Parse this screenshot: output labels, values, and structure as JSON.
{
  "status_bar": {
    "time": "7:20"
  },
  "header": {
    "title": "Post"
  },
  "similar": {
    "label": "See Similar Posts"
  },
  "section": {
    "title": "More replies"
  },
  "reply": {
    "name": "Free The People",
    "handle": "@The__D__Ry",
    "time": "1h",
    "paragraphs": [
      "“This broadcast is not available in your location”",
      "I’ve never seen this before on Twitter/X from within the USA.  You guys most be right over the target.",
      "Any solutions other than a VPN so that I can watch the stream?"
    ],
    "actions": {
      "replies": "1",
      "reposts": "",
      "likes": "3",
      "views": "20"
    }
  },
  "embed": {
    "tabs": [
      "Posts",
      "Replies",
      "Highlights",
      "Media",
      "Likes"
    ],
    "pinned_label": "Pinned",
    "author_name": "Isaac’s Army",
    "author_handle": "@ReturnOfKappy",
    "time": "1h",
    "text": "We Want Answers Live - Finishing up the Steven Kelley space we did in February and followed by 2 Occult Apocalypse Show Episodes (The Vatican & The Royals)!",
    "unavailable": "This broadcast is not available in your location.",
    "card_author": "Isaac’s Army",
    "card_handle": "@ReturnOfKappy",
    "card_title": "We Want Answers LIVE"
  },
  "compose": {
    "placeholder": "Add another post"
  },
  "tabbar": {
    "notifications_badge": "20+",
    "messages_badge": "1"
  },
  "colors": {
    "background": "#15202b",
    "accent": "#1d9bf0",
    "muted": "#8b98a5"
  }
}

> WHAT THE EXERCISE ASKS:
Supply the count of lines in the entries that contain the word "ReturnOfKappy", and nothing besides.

> ANSWER FOR THIS EXERCISE:
2